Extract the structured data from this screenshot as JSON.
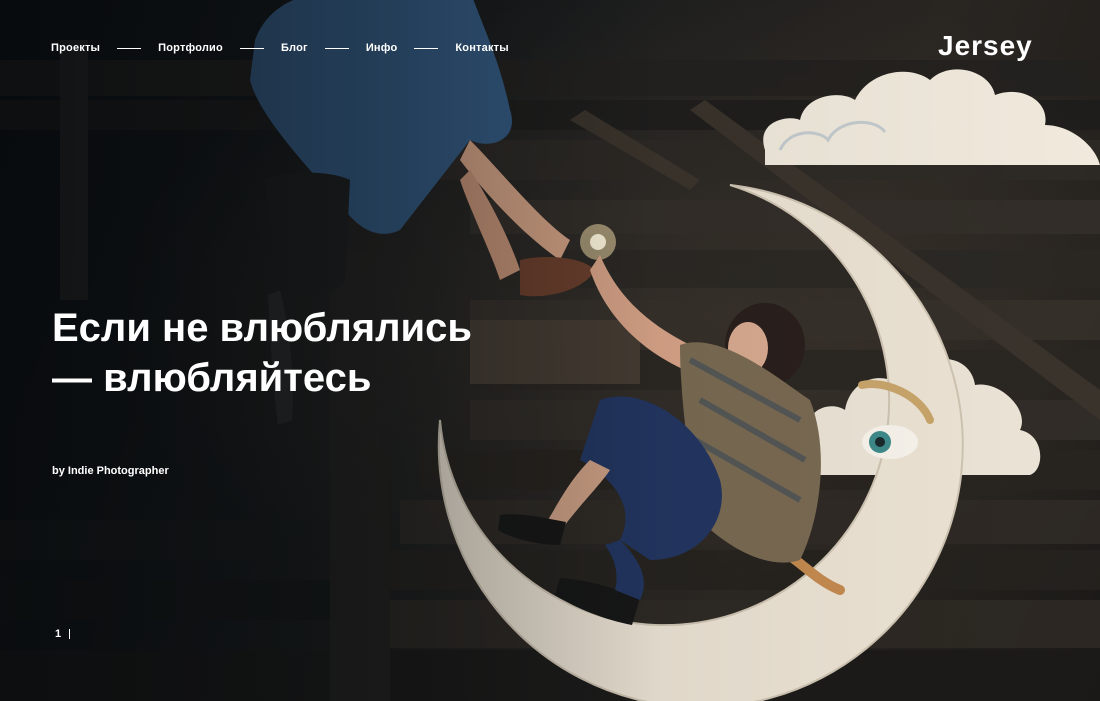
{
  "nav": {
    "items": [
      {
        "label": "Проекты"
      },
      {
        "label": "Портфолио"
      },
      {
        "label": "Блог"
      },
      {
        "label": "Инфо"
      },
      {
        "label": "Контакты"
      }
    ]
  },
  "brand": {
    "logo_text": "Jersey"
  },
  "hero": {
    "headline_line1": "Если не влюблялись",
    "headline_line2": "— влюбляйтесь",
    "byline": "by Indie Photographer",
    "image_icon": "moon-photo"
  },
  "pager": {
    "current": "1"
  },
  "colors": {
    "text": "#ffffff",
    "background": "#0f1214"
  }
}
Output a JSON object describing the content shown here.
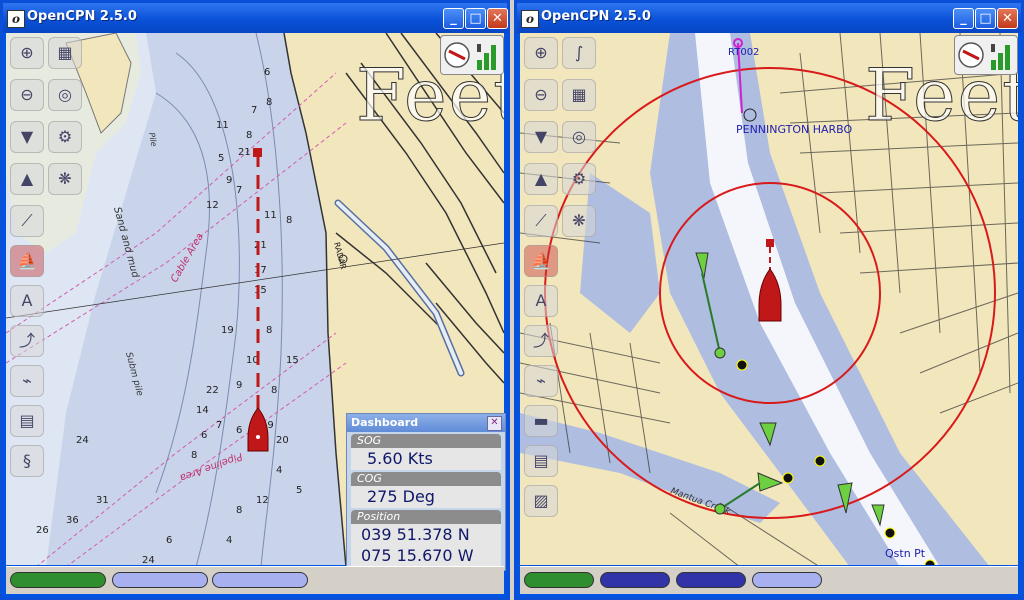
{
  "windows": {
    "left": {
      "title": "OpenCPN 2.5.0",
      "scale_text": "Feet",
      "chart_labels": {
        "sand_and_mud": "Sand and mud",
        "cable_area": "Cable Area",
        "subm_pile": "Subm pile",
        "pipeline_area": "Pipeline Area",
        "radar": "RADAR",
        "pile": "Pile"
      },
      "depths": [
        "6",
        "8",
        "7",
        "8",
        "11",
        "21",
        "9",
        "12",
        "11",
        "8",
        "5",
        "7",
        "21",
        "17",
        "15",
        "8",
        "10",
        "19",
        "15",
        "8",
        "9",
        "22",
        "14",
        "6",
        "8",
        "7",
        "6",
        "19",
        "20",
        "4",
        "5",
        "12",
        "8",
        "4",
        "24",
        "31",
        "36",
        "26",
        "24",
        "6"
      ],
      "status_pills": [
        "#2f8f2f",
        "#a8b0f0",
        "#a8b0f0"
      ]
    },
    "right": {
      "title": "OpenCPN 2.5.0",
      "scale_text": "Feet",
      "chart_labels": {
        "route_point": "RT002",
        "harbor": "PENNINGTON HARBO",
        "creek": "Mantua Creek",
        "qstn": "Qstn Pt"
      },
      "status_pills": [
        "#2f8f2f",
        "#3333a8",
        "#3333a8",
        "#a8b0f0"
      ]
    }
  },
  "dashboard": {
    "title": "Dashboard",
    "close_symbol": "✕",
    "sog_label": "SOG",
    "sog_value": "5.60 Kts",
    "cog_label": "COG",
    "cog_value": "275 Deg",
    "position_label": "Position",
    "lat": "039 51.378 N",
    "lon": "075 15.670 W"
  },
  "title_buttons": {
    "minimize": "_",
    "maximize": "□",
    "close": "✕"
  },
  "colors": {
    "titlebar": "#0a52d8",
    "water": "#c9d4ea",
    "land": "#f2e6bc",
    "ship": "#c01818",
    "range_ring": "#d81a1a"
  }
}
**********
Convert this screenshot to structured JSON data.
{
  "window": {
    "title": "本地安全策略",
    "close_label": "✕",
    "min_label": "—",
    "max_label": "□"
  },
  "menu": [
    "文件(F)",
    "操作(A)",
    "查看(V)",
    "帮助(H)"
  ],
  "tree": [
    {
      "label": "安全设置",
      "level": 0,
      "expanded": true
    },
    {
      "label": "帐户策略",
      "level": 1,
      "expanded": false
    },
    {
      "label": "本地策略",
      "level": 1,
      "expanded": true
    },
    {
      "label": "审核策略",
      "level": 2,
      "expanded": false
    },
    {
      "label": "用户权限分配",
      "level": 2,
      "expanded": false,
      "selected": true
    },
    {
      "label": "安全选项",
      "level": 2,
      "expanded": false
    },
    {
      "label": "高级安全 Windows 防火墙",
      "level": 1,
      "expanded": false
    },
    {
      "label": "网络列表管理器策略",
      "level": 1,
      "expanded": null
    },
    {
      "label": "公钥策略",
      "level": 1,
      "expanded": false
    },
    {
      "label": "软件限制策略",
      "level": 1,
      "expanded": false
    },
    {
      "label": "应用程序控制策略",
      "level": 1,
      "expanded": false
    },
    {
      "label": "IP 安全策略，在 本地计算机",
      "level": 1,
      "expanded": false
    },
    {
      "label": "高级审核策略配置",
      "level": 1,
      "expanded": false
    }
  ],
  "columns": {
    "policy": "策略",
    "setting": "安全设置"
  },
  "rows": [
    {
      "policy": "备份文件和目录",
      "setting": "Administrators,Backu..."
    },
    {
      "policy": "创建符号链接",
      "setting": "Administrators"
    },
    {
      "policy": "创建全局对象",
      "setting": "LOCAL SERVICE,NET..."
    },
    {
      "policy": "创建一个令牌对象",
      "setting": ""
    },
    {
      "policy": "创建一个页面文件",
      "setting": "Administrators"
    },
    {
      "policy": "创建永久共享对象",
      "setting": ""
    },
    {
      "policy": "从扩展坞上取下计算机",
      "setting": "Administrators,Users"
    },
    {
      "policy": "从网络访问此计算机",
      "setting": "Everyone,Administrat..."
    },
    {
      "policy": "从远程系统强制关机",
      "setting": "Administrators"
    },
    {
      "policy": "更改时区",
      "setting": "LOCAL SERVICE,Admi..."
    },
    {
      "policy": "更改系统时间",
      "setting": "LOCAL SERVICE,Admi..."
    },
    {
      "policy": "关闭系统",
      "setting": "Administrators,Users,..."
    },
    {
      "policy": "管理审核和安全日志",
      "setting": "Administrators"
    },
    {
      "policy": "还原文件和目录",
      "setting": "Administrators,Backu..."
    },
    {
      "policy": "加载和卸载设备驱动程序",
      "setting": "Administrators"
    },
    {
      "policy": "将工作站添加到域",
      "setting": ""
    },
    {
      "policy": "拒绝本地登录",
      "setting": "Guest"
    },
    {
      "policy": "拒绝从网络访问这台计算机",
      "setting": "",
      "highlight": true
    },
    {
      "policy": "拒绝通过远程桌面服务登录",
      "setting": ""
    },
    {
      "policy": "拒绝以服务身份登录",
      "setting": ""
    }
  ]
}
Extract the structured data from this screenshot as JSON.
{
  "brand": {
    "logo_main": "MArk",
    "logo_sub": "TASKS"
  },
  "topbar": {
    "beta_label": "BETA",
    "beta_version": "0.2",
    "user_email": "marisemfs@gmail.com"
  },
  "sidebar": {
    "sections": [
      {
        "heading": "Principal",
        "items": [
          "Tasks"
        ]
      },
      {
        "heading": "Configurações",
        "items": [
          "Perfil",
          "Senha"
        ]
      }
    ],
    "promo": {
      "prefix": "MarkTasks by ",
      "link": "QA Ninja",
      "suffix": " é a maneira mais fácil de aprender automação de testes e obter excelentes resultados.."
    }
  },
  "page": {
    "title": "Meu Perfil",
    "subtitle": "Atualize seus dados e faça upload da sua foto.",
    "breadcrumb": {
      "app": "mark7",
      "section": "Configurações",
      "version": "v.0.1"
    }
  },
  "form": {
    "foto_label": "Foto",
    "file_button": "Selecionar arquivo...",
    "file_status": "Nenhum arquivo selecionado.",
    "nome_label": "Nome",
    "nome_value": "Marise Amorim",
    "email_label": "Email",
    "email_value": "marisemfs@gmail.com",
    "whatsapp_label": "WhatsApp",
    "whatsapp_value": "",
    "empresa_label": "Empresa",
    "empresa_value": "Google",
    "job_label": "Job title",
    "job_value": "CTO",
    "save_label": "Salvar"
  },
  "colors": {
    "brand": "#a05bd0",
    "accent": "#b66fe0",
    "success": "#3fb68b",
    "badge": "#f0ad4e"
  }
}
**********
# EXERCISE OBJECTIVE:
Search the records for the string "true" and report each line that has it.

# SOLUTION TO THE PROBLEM:
      "expanded": true
      "expanded": true
      "selected": true
      "highlight": true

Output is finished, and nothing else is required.